» **Problem description**:
The response must restate all of the data word for word.
[[ Material supplied, beginning ]]
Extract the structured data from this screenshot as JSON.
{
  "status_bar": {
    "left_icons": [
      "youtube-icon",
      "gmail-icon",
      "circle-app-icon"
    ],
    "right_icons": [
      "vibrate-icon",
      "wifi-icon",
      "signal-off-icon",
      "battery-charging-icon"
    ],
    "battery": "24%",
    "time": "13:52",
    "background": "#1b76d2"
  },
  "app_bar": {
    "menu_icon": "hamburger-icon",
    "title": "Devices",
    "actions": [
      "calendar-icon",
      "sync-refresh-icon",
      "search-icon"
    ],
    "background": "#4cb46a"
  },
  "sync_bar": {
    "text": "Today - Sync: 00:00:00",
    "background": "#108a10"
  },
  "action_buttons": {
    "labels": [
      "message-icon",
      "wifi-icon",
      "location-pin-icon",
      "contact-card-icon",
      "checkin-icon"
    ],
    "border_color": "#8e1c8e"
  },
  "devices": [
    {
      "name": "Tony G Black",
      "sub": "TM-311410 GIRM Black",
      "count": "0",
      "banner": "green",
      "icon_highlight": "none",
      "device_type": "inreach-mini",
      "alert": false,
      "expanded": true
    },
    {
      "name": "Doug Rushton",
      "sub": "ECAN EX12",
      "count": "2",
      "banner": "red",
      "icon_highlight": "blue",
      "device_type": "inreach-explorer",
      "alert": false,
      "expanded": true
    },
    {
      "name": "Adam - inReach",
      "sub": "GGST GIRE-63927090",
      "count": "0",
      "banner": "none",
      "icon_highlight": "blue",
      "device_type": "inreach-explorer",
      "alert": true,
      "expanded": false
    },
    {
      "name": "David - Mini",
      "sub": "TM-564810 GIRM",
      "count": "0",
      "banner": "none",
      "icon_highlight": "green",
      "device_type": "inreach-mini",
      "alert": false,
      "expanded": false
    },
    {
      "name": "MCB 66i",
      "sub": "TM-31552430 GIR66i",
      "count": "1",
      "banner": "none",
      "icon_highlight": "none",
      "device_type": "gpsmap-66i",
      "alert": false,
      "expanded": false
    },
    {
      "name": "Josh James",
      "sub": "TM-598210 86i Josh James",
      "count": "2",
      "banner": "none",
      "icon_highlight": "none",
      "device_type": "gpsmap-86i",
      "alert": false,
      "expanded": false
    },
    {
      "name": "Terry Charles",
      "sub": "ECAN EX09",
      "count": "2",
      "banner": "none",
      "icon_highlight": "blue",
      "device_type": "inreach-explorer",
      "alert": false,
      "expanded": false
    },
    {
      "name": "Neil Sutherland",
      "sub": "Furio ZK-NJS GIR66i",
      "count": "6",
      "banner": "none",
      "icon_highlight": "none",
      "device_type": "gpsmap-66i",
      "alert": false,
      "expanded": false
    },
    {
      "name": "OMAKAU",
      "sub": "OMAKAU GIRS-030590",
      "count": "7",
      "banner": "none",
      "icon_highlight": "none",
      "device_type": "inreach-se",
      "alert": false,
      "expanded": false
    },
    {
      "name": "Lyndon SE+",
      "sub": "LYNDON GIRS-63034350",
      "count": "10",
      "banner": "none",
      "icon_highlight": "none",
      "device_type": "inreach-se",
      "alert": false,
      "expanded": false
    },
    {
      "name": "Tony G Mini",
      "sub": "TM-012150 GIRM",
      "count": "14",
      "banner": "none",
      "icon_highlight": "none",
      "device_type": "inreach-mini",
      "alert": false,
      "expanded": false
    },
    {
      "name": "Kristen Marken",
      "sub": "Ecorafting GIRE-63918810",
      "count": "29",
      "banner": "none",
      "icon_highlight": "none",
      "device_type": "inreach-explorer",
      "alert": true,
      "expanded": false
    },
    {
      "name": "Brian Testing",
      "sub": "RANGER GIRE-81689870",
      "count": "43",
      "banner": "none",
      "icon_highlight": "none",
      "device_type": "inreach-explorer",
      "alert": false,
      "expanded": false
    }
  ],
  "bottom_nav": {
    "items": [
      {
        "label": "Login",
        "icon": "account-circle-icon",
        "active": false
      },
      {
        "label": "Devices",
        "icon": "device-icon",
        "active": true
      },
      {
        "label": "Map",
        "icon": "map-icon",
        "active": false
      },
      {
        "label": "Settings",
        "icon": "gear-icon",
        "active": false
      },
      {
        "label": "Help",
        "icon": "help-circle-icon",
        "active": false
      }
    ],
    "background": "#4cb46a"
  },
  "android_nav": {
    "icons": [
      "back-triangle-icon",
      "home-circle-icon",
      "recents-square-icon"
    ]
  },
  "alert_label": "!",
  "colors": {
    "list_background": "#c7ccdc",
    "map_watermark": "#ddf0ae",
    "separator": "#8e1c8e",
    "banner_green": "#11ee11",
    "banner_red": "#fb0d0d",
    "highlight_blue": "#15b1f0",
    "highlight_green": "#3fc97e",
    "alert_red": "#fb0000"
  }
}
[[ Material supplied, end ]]
» **Exercise response**:
Extract the structured data from this screenshot as JSON.
{
  "status_bar": {
    "left_icons": [
      "youtube-icon",
      "gmail-icon",
      "circle-app-icon"
    ],
    "right_icons": [
      "vibrate-icon",
      "wifi-icon",
      "signal-off-icon",
      "battery-charging-icon"
    ],
    "battery": "24%",
    "time": "13:52",
    "background": "#1b76d2"
  },
  "app_bar": {
    "menu_icon": "hamburger-icon",
    "title": "Devices",
    "actions": [
      "calendar-icon",
      "sync-refresh-icon",
      "search-icon"
    ],
    "background": "#4cb46a"
  },
  "sync_bar": {
    "text": "Today - Sync: 00:00:00",
    "background": "#108a10"
  },
  "action_buttons": {
    "labels": [
      "message-icon",
      "wifi-icon",
      "location-pin-icon",
      "contact-card-icon",
      "checkin-icon"
    ],
    "border_color": "#8e1c8e"
  },
  "devices": [
    {
      "name": "Tony G Black",
      "sub": "TM-311410 GIRM Black",
      "count": "0",
      "banner": "green",
      "icon_highlight": "none",
      "device_type": "inreach-mini",
      "alert": false,
      "expanded": true
    },
    {
      "name": "Doug Rushton",
      "sub": "ECAN EX12",
      "count": "2",
      "banner": "red",
      "icon_highlight": "blue",
      "device_type": "inreach-explorer",
      "alert": false,
      "expanded": true
    },
    {
      "name": "Adam - inReach",
      "sub": "GGST GIRE-63927090",
      "count": "0",
      "banner": "none",
      "icon_highlight": "blue",
      "device_type": "inreach-explorer",
      "alert": true,
      "expanded": false
    },
    {
      "name": "David - Mini",
      "sub": "TM-564810 GIRM",
      "count": "0",
      "banner": "none",
      "icon_highlight": "green",
      "device_type": "inreach-mini",
      "alert": false,
      "expanded": false
    },
    {
      "name": "MCB 66i",
      "sub": "TM-31552430 GIR66i",
      "count": "1",
      "banner": "none",
      "icon_highlight": "none",
      "device_type": "gpsmap-66i",
      "alert": false,
      "expanded": false
    },
    {
      "name": "Josh James",
      "sub": "TM-598210 86i Josh James",
      "count": "2",
      "banner": "none",
      "icon_highlight": "none",
      "device_type": "gpsmap-86i",
      "alert": false,
      "expanded": false
    },
    {
      "name": "Terry Charles",
      "sub": "ECAN EX09",
      "count": "2",
      "banner": "none",
      "icon_highlight": "blue",
      "device_type": "inreach-explorer",
      "alert": false,
      "expanded": false
    },
    {
      "name": "Neil Sutherland",
      "sub": "Furio ZK-NJS GIR66i",
      "count": "6",
      "banner": "none",
      "icon_highlight": "none",
      "device_type": "gpsmap-66i",
      "alert": false,
      "expanded": false
    },
    {
      "name": "OMAKAU",
      "sub": "OMAKAU GIRS-030590",
      "count": "7",
      "banner": "none",
      "icon_highlight": "none",
      "device_type": "inreach-se",
      "alert": false,
      "expanded": false
    },
    {
      "name": "Lyndon SE+",
      "sub": "LYNDON GIRS-63034350",
      "count": "10",
      "banner": "none",
      "icon_highlight": "none",
      "device_type": "inreach-se",
      "alert": false,
      "expanded": false
    },
    {
      "name": "Tony G Mini",
      "sub": "TM-012150 GIRM",
      "count": "14",
      "banner": "none",
      "icon_highlight": "none",
      "device_type": "inreach-mini",
      "alert": false,
      "expanded": false
    },
    {
      "name": "Kristen Marken",
      "sub": "Ecorafting GIRE-63918810",
      "count": "29",
      "banner": "none",
      "icon_highlight": "none",
      "device_type": "inreach-explorer",
      "alert": true,
      "expanded": false
    },
    {
      "name": "Brian Testing",
      "sub": "RANGER GIRE-81689870",
      "count": "43",
      "banner": "none",
      "icon_highlight": "none",
      "device_type": "inreach-explorer",
      "alert": false,
      "expanded": false
    }
  ],
  "bottom_nav": {
    "items": [
      {
        "label": "Login",
        "icon": "account-circle-icon",
        "active": false
      },
      {
        "label": "Devices",
        "icon": "device-icon",
        "active": true
      },
      {
        "label": "Map",
        "icon": "map-icon",
        "active": false
      },
      {
        "label": "Settings",
        "icon": "gear-icon",
        "active": false
      },
      {
        "label": "Help",
        "icon": "help-circle-icon",
        "active": false
      }
    ],
    "background": "#4cb46a"
  },
  "android_nav": {
    "icons": [
      "back-triangle-icon",
      "home-circle-icon",
      "recents-square-icon"
    ]
  },
  "alert_label": "!",
  "colors": {
    "list_background": "#c7ccdc",
    "map_watermark": "#ddf0ae",
    "separator": "#8e1c8e",
    "banner_green": "#11ee11",
    "banner_red": "#fb0d0d",
    "highlight_blue": "#15b1f0",
    "highlight_green": "#3fc97e",
    "alert_red": "#fb0000"
  }
}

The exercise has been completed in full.